The oil and gas industry has a new and urgent imperative to address climate change while meeting growing demand for energy today and into the future. Reducing human-made greenhouse gas (GHG) emissions generated across the whole oil and gas industry value chain—especially from releases of methane and from flaring—will play a pivotal role in this journey.
We sat down with Schlumberger’s Emissions Business Director Kahina Abdeli-Galinier to talk about the critical importance and implications for the industry of reducing its methane emissions, what’s driving the global efforts to reduce them, and what will ultimately be required to make this happen.
Why must the oil and gas industry act now to reduce its GHG emissions?
The world is transitioning to a lower carbon economy, and that transition is starting with the energy industry. Oil and gas obviously have a large role to play in that transition. One of the quickest wins to slow climate change is to reduce direct emissions—so called “Scope 1” emissions—associated with exploration and production. These emissions occur from the well pad to the refinery and make up about 10% of all anthropogenic GHG emissions. The emissions arise from processes that are not inherent to production—such as methane releases and flaring—meaning reducing them is more practical than other measures to slow global warming.

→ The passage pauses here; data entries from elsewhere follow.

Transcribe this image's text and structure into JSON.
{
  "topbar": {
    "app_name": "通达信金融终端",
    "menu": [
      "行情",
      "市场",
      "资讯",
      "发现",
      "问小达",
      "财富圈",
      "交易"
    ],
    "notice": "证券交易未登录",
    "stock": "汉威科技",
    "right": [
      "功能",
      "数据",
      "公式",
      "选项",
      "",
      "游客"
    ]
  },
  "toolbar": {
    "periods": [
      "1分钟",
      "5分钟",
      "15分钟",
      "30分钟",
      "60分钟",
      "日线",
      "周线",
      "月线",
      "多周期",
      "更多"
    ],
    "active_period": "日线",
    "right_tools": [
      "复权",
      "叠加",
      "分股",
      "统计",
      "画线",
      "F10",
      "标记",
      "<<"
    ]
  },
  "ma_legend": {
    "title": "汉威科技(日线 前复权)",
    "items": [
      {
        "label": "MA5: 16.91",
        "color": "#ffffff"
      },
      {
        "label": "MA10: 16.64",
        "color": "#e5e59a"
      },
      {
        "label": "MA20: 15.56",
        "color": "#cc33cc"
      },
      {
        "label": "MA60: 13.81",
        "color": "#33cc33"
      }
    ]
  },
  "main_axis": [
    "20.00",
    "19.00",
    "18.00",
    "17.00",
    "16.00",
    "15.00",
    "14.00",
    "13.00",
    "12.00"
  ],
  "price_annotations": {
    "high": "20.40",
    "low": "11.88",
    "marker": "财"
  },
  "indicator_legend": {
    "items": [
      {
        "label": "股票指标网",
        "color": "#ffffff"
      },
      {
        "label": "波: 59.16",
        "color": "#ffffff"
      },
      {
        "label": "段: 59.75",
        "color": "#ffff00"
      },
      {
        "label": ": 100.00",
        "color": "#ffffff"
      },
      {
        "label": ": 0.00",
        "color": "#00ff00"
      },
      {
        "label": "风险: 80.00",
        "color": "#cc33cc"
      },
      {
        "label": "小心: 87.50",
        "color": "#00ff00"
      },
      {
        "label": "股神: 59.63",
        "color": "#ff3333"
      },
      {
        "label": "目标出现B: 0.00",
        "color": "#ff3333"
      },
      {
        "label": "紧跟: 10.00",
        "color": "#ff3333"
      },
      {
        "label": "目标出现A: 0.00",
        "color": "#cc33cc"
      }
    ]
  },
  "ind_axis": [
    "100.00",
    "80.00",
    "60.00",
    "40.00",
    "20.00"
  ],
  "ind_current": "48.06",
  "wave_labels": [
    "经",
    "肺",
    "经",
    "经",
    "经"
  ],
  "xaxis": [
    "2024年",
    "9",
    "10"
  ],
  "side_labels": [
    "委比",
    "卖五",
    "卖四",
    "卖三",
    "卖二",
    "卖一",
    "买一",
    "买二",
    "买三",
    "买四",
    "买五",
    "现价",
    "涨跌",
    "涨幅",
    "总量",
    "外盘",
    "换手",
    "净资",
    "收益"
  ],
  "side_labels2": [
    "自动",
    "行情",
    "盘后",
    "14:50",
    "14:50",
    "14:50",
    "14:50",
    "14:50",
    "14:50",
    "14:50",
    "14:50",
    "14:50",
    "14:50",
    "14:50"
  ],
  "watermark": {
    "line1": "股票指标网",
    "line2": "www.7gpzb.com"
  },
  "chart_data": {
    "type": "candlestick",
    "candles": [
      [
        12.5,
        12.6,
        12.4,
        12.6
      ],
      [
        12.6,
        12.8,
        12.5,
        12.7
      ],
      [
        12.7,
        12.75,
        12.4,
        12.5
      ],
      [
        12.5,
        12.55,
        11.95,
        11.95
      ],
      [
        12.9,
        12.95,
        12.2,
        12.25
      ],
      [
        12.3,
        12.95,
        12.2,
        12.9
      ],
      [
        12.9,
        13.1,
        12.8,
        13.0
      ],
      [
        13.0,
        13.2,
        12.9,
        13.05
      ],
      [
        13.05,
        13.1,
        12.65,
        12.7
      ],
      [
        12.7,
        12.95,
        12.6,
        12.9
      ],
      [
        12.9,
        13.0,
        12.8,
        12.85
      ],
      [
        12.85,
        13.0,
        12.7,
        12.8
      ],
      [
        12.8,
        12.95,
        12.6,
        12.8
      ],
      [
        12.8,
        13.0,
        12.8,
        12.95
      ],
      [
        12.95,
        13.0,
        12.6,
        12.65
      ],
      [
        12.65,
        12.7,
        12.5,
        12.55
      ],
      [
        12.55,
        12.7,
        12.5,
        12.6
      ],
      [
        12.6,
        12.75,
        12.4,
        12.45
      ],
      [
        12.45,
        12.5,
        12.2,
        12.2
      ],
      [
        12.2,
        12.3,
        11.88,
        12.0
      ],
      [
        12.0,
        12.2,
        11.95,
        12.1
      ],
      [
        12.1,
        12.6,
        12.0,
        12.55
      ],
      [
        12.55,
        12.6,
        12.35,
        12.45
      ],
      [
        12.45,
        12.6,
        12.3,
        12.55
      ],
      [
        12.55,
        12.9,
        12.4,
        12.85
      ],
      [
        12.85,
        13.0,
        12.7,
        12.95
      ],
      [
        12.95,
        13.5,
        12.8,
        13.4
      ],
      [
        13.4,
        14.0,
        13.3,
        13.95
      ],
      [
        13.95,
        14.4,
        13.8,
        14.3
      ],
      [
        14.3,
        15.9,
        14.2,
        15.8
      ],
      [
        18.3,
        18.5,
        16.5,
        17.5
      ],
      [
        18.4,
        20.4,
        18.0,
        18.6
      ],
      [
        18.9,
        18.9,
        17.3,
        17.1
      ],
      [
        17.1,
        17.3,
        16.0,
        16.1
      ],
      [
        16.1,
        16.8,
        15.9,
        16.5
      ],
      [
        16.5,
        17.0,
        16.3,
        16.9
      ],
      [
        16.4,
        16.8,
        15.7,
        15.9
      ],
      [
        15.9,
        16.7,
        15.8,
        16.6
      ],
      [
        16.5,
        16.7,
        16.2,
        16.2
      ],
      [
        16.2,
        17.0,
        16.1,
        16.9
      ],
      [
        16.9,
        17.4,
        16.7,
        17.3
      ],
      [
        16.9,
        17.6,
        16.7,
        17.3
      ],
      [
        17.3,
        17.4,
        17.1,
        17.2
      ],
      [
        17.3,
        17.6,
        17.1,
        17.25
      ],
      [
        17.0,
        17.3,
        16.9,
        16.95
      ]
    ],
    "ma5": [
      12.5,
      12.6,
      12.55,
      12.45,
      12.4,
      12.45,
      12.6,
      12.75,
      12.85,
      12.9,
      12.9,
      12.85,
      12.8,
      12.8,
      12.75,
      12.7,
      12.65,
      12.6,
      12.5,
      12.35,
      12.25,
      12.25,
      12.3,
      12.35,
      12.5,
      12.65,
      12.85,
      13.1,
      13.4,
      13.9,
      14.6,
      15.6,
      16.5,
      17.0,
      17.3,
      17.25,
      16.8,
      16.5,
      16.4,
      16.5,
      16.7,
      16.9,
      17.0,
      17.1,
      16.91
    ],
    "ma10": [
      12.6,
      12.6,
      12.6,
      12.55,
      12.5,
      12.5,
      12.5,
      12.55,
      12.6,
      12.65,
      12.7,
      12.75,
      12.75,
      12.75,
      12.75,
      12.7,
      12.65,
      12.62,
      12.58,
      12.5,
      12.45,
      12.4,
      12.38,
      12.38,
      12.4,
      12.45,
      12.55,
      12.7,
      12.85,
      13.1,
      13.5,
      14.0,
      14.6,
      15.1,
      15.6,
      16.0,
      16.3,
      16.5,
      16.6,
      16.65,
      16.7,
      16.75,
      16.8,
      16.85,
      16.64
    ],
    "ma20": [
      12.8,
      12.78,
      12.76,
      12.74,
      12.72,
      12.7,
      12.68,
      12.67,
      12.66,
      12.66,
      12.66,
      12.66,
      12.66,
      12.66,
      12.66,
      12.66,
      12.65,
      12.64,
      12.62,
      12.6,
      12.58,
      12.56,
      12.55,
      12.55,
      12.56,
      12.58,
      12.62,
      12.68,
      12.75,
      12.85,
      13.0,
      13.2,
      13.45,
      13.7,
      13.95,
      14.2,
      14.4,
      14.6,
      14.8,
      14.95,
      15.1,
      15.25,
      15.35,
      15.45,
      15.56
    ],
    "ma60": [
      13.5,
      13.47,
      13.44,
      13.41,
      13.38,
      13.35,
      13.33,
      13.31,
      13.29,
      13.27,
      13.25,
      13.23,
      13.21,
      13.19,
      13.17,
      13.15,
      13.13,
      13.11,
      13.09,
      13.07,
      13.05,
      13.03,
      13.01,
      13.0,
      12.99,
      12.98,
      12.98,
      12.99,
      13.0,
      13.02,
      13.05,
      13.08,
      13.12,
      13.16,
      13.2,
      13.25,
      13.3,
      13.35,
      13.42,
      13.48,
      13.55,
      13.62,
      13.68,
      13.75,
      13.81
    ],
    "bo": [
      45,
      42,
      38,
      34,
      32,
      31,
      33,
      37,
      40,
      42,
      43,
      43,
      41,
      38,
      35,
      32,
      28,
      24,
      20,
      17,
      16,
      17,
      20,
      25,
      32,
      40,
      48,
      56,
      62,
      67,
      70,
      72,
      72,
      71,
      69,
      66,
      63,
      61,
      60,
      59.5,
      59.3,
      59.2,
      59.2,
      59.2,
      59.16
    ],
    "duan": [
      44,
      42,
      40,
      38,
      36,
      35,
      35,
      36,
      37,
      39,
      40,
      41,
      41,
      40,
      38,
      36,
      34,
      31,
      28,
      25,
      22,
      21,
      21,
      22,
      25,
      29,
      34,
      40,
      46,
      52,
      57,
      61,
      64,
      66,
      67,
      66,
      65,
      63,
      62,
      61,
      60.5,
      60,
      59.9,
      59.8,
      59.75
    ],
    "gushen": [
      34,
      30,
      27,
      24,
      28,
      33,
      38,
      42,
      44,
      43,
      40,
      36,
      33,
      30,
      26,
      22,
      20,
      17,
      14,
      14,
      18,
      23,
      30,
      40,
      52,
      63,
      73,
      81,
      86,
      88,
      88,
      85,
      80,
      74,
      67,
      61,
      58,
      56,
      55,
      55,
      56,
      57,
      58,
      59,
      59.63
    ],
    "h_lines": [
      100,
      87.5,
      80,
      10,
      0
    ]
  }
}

Methane is a particularly important target. It is the main component of natural gas and also a potent GHG. Over a 20-year period, one ton of emitted methane causes as much global warming as 84 tons of emitted carbon dioxide. The potency means that any methane emitted to the atmosphere causes climate-related economic damage at a price 10 times higher than the typical market price for selling that gas. Historical methane emissions are responsible for 0.5 C of the 1.1 C that our planet has already warmed, and the oil and gas industry is one of the largest sources of methane emissions today. On March 8th, the Oil and Gas Climate Initiative (OGCI) members announced an ambition to achieve zero methane emissions from oil and gas operations by 2030, demonstrating the commitment to act fast and act now.
Why is natural gas important for the transition to a lower carbon economy?
The natural gas industry has the opportunity to thrive in the next stages of the energy transition—rapidly growing economies need stable energy sources, and those demands cannot be fully met today by intermittent or readily available sources such as solar and wind power. Gas has an inherent advantage as the lowest-carbon source of stable power, with half the carbon dioxide footprint of coal. Unfortunately, today, gas has a much higher methane footprint than coal, eroding some of the climate advantage. By quickly reducing our methane emissions, we can cement gas’ role as the preferred source of low-carbon reliable energy, making gas a critical fuel during the transition to a zero-carbon economy.
What’s driving the industry toward emissions reduction?
Scientists and policymakers have prioritized methane reduction, and our industry faces immense pressure from many directions to comply.
Under voter pressure, government policy is tightening fast: mandatory leak detection and repair requirements, zero or low emission technology standards, and a ban on non-emergency flaring and venting are well established in North America and Europe and are emerging elsewhere.
Customers are weighing in as well. Recently, an LNG project intended to ship gas from Texas to France was blocked in France due to concerns about GHG emissions that would have occurred in Texas. Additionally, responsibly sourced gas standards are being developed to create a market where consumers can pay a premium for gas with low methane emissions.
Investors are also applying similar pressure. In 2021, 168 investors, managing over $6.23 trillion in oil and gas assets, signed a statement backing the need for methane reduction rules and called for more stringent Environmental Protection Agency (EPA) regulations.
In addition to methane, flaring is recognized as a large source of GHG emissions and the most criticized activity in the oil and gas industry due to its visibility. There are many causes of flaring, including emergencies where gas needs to be flared to ensure safe operating conditions. From an environmental perspective, the focus is on phasing out routine flaring, which occurs because the economic value of selling the associated gas is less than the cost of transporting it to market. Nearly 100 countries and companies have committed to a program organized by the World Bank aiming to achieve zero routine flaring by 2030.
Moreover, growing social consciousness on climate-related issues is resulting in the general public and employees putting more pressure than ever on the industry to take action.
What can operators do to manage their methane emissions?
Emissions management is a fast-evolving specialty. Many operators are still learning to handle it effectively and efficiently. Numerous tools and technologies for methane reduction are already available and understood but, as demand rises, vendors are innovating.